* [WHAT THE TASK ASKS]:
A single number is needed: how many lines of the data hold the word "Преобразовать".

-- DATA FOR PROCESSING follows --

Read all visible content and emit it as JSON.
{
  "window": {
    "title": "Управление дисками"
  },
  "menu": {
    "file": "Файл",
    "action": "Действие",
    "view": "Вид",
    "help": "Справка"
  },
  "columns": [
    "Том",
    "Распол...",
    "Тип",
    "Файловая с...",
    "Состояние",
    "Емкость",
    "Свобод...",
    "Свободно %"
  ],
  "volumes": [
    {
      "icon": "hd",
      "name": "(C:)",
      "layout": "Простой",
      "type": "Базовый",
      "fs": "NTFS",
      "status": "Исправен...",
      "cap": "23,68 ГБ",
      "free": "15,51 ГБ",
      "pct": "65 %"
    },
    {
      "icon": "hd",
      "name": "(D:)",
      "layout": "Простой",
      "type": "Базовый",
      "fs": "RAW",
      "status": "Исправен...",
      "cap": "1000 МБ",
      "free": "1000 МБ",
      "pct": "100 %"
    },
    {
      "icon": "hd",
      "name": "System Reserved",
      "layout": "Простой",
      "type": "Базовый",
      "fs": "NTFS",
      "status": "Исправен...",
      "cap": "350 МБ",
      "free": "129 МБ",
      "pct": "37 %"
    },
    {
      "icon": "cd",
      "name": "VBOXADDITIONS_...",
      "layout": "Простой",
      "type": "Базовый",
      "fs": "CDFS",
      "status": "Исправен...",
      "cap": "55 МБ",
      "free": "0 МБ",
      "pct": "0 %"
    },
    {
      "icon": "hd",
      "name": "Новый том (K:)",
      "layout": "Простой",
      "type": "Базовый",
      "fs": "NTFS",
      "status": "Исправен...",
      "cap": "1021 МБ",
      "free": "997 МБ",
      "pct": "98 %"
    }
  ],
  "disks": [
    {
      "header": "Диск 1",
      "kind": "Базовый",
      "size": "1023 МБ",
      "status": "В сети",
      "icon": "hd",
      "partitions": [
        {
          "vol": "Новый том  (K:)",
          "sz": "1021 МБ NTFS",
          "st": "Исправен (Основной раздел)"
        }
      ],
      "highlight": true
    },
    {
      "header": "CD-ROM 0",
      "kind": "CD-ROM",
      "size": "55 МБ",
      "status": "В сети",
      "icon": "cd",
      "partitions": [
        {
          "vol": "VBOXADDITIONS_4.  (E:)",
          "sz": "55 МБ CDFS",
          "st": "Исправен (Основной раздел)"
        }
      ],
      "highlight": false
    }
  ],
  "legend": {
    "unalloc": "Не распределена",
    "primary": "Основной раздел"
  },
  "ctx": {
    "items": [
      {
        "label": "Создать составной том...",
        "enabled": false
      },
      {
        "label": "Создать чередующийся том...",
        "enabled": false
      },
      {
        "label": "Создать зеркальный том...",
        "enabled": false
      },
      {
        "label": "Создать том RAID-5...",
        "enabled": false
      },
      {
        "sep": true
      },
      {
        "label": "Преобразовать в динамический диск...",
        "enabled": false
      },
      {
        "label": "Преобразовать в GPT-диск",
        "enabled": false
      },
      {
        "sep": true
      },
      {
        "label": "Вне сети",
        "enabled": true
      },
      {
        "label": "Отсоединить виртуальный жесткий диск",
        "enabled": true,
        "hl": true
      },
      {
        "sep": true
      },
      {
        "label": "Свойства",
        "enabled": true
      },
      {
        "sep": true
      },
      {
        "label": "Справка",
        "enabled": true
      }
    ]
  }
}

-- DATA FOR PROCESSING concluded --
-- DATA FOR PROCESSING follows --

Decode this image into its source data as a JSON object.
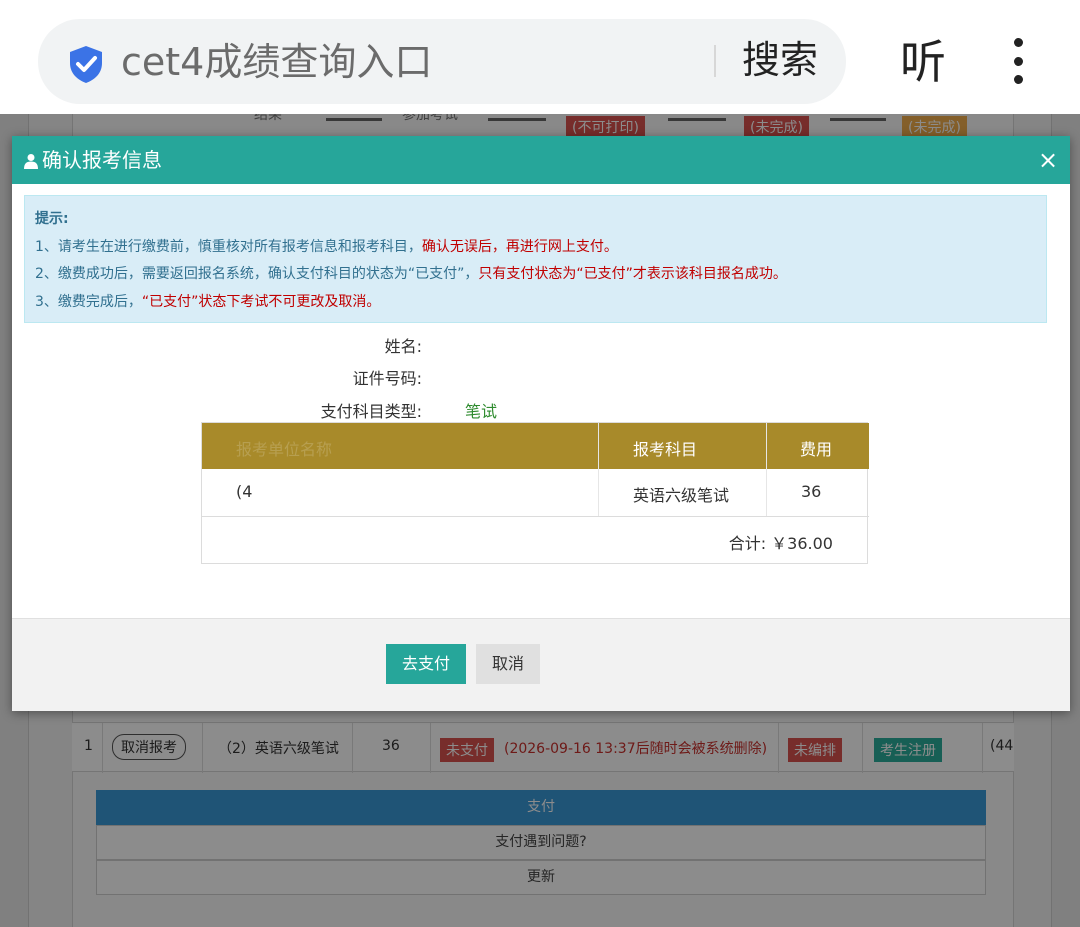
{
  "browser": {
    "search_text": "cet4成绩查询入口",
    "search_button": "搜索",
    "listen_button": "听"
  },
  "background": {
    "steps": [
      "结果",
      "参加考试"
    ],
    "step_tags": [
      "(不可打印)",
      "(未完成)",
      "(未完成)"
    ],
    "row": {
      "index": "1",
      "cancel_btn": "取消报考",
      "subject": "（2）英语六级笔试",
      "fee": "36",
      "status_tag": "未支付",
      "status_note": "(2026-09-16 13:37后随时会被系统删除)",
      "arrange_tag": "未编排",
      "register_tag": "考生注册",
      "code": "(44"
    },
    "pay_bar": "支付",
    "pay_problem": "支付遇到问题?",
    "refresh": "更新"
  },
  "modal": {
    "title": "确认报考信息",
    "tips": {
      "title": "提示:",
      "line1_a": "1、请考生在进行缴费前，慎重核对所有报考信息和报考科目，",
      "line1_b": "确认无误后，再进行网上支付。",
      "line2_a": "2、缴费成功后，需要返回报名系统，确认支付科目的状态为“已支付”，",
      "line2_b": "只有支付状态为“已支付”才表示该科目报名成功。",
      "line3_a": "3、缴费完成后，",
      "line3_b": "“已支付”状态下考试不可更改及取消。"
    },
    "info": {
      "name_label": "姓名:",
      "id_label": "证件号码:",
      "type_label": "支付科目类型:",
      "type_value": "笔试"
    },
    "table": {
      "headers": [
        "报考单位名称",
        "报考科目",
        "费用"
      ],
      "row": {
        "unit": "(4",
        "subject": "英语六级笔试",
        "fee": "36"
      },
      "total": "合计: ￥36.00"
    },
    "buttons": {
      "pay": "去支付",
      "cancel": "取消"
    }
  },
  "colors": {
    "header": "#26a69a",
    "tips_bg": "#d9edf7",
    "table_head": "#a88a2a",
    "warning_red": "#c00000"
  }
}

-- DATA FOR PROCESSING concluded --

* [COMPLETED TASK]:
2